Specifically, areas in the north and northeast portions of Nebraska have seen the most irrigated acres expansion, where fewer restrictions have been in place up until the last year or two. Antelope and Holt Counties are ranked one and two, respectively, in their expansion of irrigated acres since 2008. Nebraska’s irrigation expansion makes sense, since our state just happens to lie on top of one of the largest freshwater seas in the nation, the Ogallala Aquifer. Combined with higher commodity prices and land values, producers have sought to expand their crop ground.

Some, however, aren’t as optimistic when it comes to water management in our state. Drought concerns, especially after the 2012 growing season, coupled with the news that certain areas of the state are being classified as over appropriated when it comes to the water supply, are keeping area farmers keenly attuned to all things water-related. When an area is deemed over appropriated, it means that the water demands on the area aren’t sustainable with existing supply. This is when the state’s Natural Resource Districts put restrictions on new applications for irrigated acres, transfers, and supplemental irrigation wells, as the Lower Elkhorn NRD board voted to do in November. The board did provide one caveat: It will grant up to 10 acres per project for those who want to complete a full circle for a pivot, up to 400 acres total, this according to Farm Journal Editor Nate Birt, on

While we have a collective interest in maintaining good stewardship of our water resources, it’s also in our state’s economic interest to provide farmers the opportunity to make the most of their land, and the ability to irrigate helps not only them, but the Nebraska as a whole. A study by the Nebraska Farm Bureau found that irrigation helped both the state jobs outlook and the economy in 2012. More specifically, the study found that farmers’ ability to irrigate their crops contributed $11 billion to the economy that same year.

Regarding the important findings of the study, Nebraska Farm Bureau President Steve Nelson explained, “The major take away from the study is that water used for irrigation in agriculture plays a critical role in the state’s economy, whether it’s direct financial benefit or helping protect Nebraska jobs. Given that reality it’s critical we as a state continue to recognize its importance as we talk about future management of our state’s water resources and the role of irrigation in Nebraska agriculture.”

Potential limits on the amount of water producers are allowed to put onto the ground are putting pressure on farmers to become ever more efficient with their irrigation systems.

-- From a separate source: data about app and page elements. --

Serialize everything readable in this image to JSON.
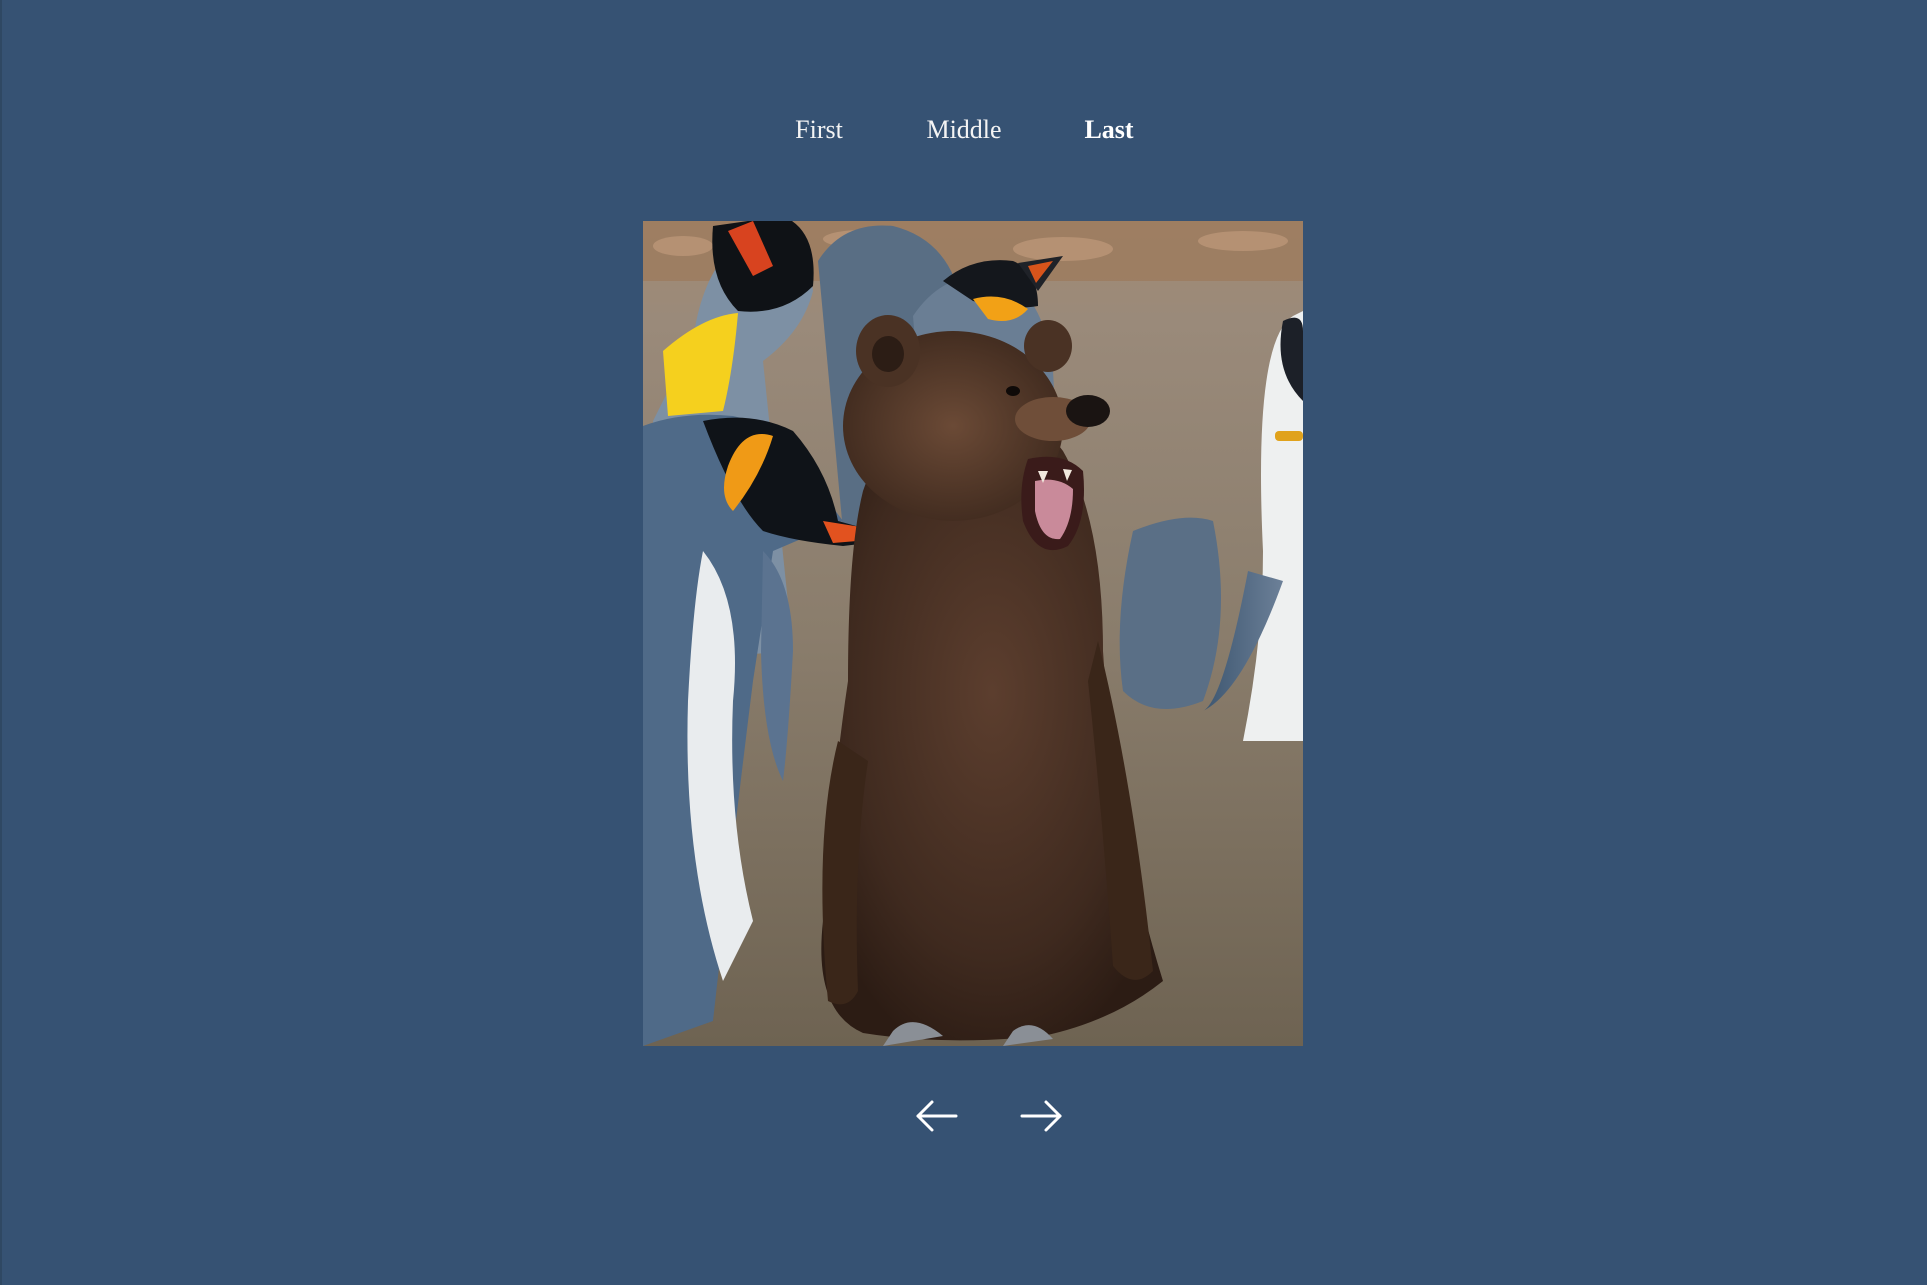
{
  "nav": {
    "items": [
      {
        "label": "First",
        "active": false
      },
      {
        "label": "Middle",
        "active": false
      },
      {
        "label": "Last",
        "active": true
      }
    ]
  },
  "slide": {
    "image": "photo-of-brown-bear-head-on-king-penguin-chick-body-among-king-penguins"
  },
  "controls": {
    "prev_icon": "left-arrow-icon",
    "next_icon": "right-arrow-icon"
  },
  "colors": {
    "background": "#365273",
    "text": "#ffffff"
  }
}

Farmers are researching the best practices for irrigating their crops, whether it’s being smarter about when and how to apply water, to investing in the latest irrigation technology, such as soil moisture probes and variable rate pivots, to help them irrigate as efficiently as possible.

Meeting the needs of our own land and preserving our state’s natural resources is a delicate balancing act. Don’t go it alone—let UFARM help you make the best decisions for your land in light of changing demands.

Sources: (“Study Showed Irrigation Protected Jobs, Fueled Nebraska Economy in 2012.” Nebraska Farm Bureau. 23 Jul. 2013. Web. 19 Feb. 2014.)

(Birt, Nate. “Nebraska Water Woes.” Farm Journal. 20 Nov. 2013. Web. 19 Feb. 2014.)